**Problem to work on**
Repeat each entry as written, dropping any picture you find.

**Material supplied**
—————
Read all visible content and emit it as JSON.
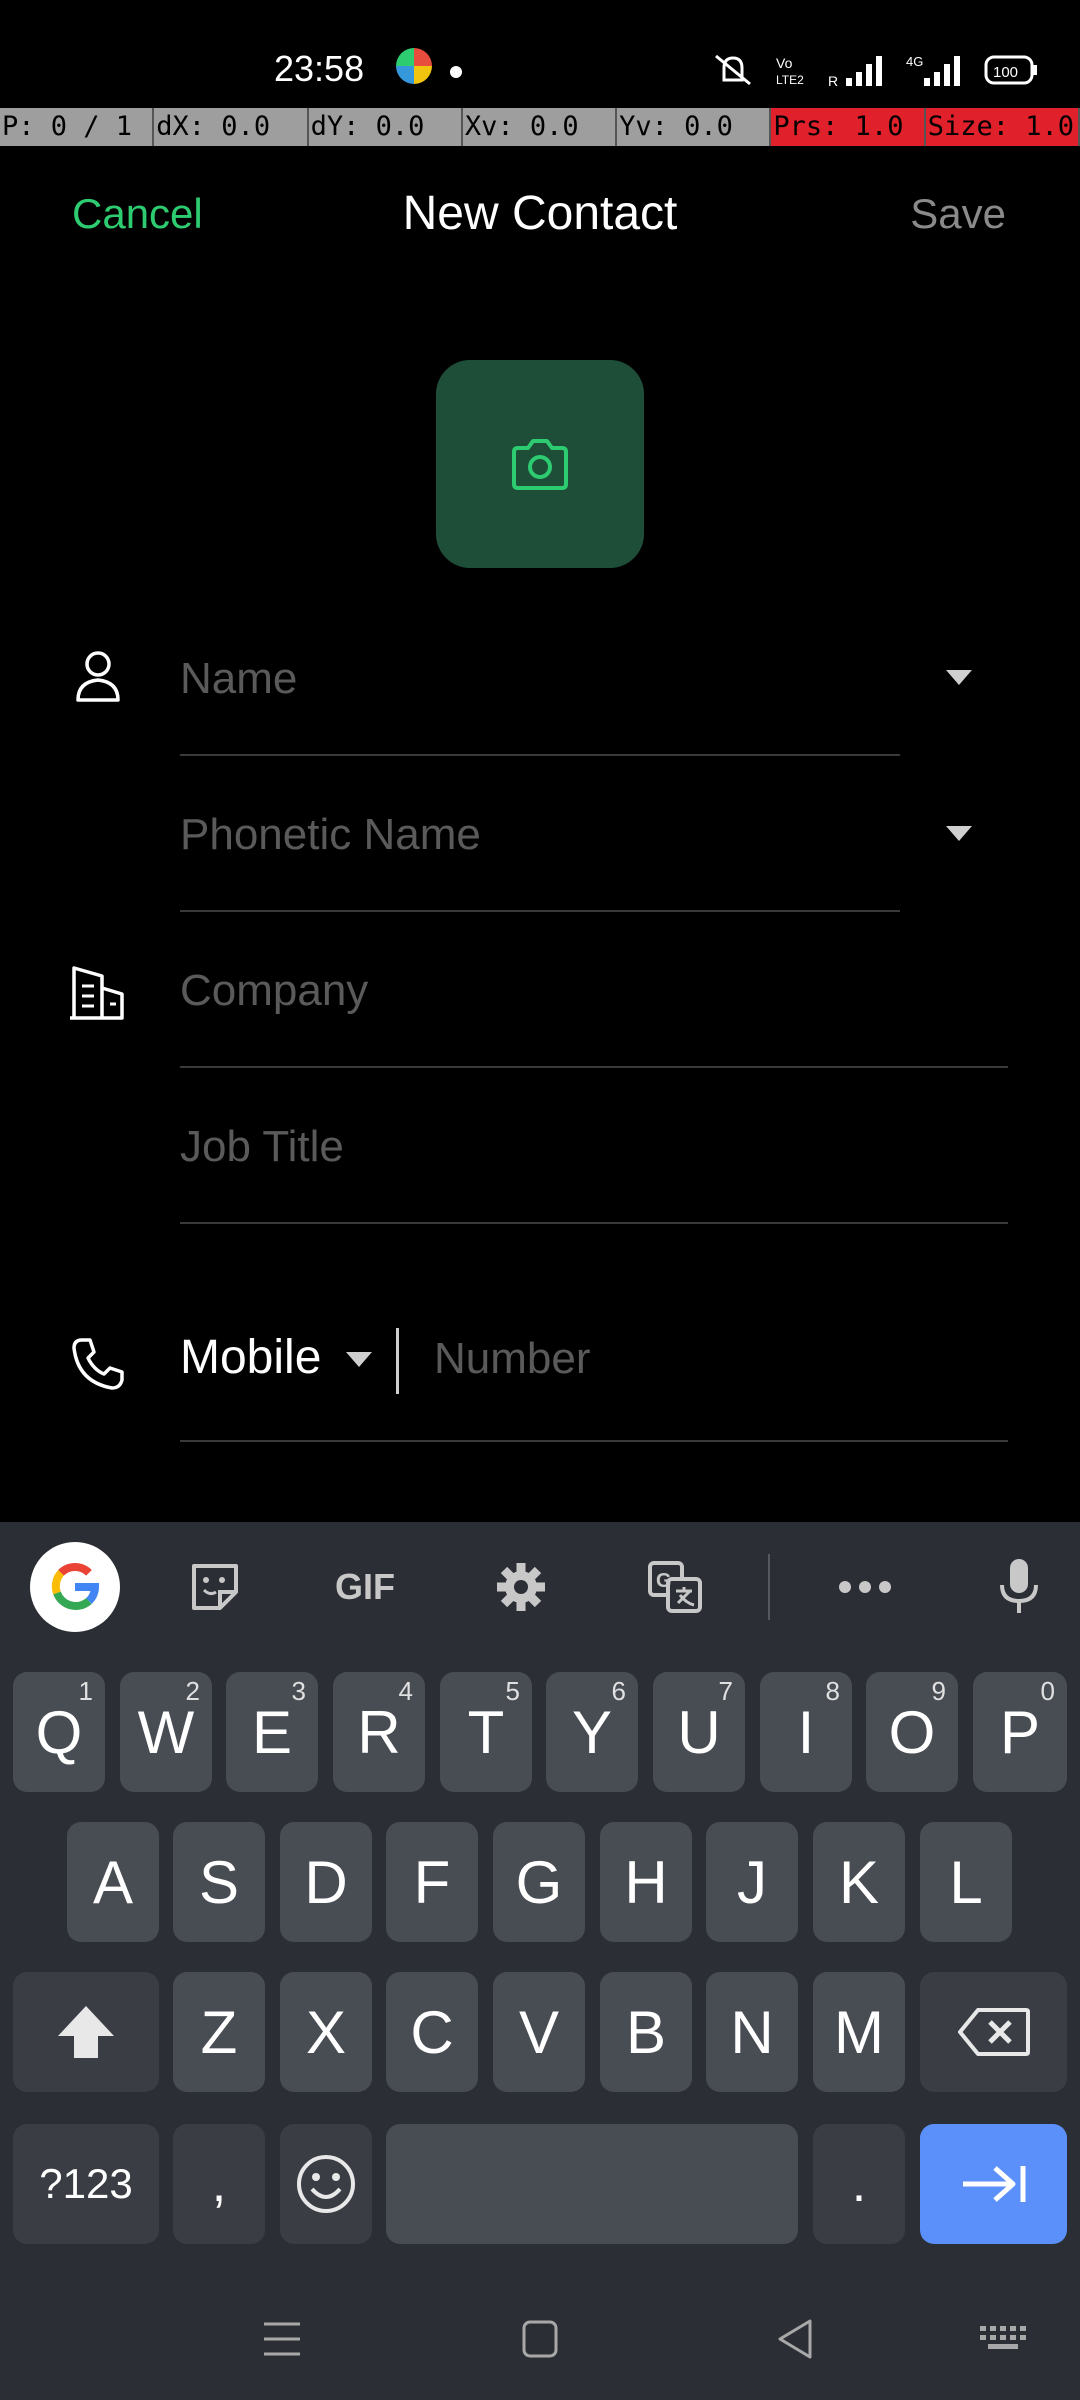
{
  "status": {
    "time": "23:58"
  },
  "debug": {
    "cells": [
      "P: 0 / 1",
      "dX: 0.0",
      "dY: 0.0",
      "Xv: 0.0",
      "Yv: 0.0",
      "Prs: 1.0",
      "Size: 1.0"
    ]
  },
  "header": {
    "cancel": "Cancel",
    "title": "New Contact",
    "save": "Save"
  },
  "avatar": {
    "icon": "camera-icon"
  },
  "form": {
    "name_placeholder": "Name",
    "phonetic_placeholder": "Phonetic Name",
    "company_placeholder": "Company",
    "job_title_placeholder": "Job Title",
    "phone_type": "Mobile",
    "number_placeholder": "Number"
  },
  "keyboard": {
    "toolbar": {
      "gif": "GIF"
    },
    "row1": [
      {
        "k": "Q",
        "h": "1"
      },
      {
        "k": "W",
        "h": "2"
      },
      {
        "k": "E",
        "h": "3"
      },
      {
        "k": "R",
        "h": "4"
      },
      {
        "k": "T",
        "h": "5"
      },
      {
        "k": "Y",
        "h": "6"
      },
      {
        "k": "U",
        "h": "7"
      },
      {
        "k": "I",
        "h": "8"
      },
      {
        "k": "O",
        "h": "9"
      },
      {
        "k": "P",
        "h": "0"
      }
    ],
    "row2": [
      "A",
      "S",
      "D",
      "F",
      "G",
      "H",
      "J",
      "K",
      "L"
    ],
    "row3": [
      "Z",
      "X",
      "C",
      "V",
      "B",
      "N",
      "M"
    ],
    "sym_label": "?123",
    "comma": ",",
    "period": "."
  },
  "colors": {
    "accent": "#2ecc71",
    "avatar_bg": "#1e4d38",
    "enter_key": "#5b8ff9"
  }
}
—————
**Task result**
Read all visible content and emit it as JSON.
{
  "status": {
    "time": "23:58"
  },
  "debug": {
    "cells": [
      "P: 0 / 1",
      "dX: 0.0",
      "dY: 0.0",
      "Xv: 0.0",
      "Yv: 0.0",
      "Prs: 1.0",
      "Size: 1.0"
    ]
  },
  "header": {
    "cancel": "Cancel",
    "title": "New Contact",
    "save": "Save"
  },
  "avatar": {
    "icon": "camera-icon"
  },
  "form": {
    "name_placeholder": "Name",
    "phonetic_placeholder": "Phonetic Name",
    "company_placeholder": "Company",
    "job_title_placeholder": "Job Title",
    "phone_type": "Mobile",
    "number_placeholder": "Number"
  },
  "keyboard": {
    "toolbar": {
      "gif": "GIF"
    },
    "row1": [
      {
        "k": "Q",
        "h": "1"
      },
      {
        "k": "W",
        "h": "2"
      },
      {
        "k": "E",
        "h": "3"
      },
      {
        "k": "R",
        "h": "4"
      },
      {
        "k": "T",
        "h": "5"
      },
      {
        "k": "Y",
        "h": "6"
      },
      {
        "k": "U",
        "h": "7"
      },
      {
        "k": "I",
        "h": "8"
      },
      {
        "k": "O",
        "h": "9"
      },
      {
        "k": "P",
        "h": "0"
      }
    ],
    "row2": [
      "A",
      "S",
      "D",
      "F",
      "G",
      "H",
      "J",
      "K",
      "L"
    ],
    "row3": [
      "Z",
      "X",
      "C",
      "V",
      "B",
      "N",
      "M"
    ],
    "sym_label": "?123",
    "comma": ",",
    "period": "."
  },
  "colors": {
    "accent": "#2ecc71",
    "avatar_bg": "#1e4d38",
    "enter_key": "#5b8ff9"
  }
}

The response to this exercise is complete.